For the Crumpets
Place the milk and butter in a saucepan and heat over a low heat until the butter is melted. Allow to cool until it is lukewarm.
Whisk together the caster sugar and yeast in a small bowl. Add 200 millilitres of the milk and butter mixture, whisk to combine. Set aside for 5 minutes or until the mixture is foamy.
Place the flour in a large bowl with a pinch of salt. Make a well in the centre, then pour in the yeast mixture, stirring to bring in a little of the flour.
Pour in the remaining milk and butter mixture, stirring well until you have a smooth mixture. Cover with clingfilm and refrigerate overnight.
Whisk the bicarbonate of soda in 50 millilitres of warm water until dissolved, then pour the mixture into the batter, and whisk until combined. Cover and stand at room temperature until bubbling, approximately 30 minutes.

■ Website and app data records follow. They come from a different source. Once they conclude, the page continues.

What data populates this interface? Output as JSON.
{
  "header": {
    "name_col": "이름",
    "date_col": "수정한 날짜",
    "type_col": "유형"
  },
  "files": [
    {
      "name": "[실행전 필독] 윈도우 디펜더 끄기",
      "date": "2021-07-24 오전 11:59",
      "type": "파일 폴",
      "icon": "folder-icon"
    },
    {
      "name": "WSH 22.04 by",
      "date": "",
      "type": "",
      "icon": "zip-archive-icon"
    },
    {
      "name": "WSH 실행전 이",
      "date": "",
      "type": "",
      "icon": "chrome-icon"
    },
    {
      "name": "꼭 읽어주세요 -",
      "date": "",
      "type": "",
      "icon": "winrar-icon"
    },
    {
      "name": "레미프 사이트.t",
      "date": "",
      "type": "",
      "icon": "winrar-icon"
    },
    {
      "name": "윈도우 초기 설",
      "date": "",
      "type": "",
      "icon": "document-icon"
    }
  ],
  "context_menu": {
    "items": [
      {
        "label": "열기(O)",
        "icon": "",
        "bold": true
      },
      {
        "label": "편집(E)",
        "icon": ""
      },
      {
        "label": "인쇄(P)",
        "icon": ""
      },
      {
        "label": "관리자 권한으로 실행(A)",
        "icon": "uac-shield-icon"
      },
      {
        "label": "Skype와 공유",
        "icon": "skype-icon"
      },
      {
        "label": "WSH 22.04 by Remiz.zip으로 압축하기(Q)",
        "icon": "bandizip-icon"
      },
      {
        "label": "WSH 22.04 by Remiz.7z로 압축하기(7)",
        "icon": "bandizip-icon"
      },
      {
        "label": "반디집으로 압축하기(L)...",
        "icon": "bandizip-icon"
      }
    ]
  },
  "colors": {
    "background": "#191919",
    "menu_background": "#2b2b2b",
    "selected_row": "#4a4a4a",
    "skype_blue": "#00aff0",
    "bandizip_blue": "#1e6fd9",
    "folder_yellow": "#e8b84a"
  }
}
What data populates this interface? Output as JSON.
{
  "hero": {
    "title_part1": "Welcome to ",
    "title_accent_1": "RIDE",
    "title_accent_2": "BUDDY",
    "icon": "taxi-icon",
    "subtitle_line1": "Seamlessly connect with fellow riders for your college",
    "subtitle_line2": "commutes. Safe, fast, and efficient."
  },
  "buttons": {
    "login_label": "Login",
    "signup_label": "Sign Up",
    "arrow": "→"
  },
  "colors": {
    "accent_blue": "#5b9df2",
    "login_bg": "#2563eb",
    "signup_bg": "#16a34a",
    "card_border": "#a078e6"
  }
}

Heat a non stick frying pan over a low-medium heat. Grease the bottom with a little butter. Butter the inside of your crumpet rings (mine were 10cm in diametre and 2.5 centimetres deep) and place in the pan. Fill each ring to three-quarters full with batter. Cook for about 5 minutes, until bubbles appear on the surface and a skin has formed on top. Remove the rings, flip the crumpets over and cook for another minute or so, until the batter is cooked through and lightly golden brown on top.
Keep the crumpets warm under a clean tea towel while you cook the remaining batter. (This also keeps them nice and soft).
Serve warm with honeyed ricotta and berries.
Makes approximately 25 crumpets, serves 12